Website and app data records
____________________

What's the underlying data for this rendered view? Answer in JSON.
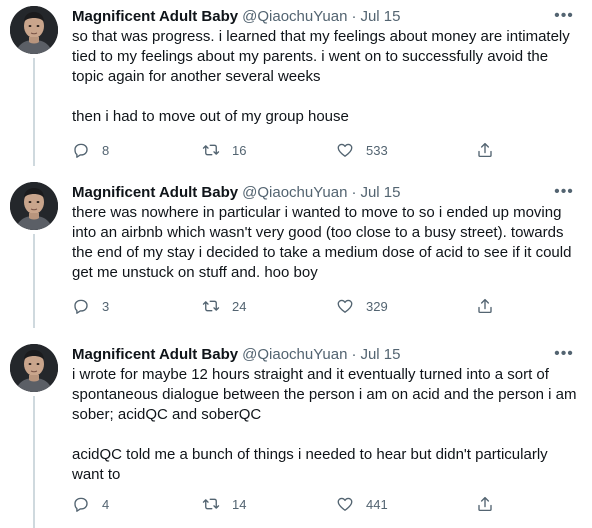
{
  "tweets": [
    {
      "name": "Magnificent Adult Baby",
      "handle": "@QiaochuYuan",
      "separator": "·",
      "time": "Jul 15",
      "paragraphs": [
        "so that was progress. i learned that my feelings about money are intimately tied to my feelings about my parents. i went on to successfully avoid the topic again for another several weeks",
        "then i had to move out of my group house"
      ],
      "replies": "8",
      "retweets": "16",
      "likes": "533"
    },
    {
      "name": "Magnificent Adult Baby",
      "handle": "@QiaochuYuan",
      "separator": "·",
      "time": "Jul 15",
      "paragraphs": [
        "there was nowhere in particular i wanted to move to so i ended up moving into an airbnb which wasn't very good (too close to a busy street). towards the end of my stay i decided to take a medium dose of acid to see if it could get me unstuck on stuff and. hoo boy"
      ],
      "replies": "3",
      "retweets": "24",
      "likes": "329"
    },
    {
      "name": "Magnificent Adult Baby",
      "handle": "@QiaochuYuan",
      "separator": "·",
      "time": "Jul 15",
      "paragraphs": [
        "i wrote for maybe 12 hours straight and it eventually turned into a sort of spontaneous dialogue between the person i am on acid and the person i am sober; acidQC and soberQC",
        "acidQC told me a bunch of things i needed to hear but didn't particularly want to"
      ],
      "replies": "4",
      "retweets": "14",
      "likes": "441"
    }
  ],
  "icons": {
    "more": "more-horizontal-icon",
    "reply": "reply-icon",
    "retweet": "retweet-icon",
    "like": "heart-icon",
    "share": "share-icon"
  },
  "colors": {
    "text": "#0f1419",
    "secondary": "#536471",
    "thread_line": "#cfd9de",
    "divider": "#eff3f4"
  }
}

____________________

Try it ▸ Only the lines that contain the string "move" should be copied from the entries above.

Task output ▸
        "then i had to move out of my group house"
        "there was nowhere in particular i wanted to move to so i ended up moving into an airbnb which wasn't very good (too close to a busy street). towards the end of my stay i decided to take a medium dose of acid to see if it could get me unstuck on stuff and. hoo boy"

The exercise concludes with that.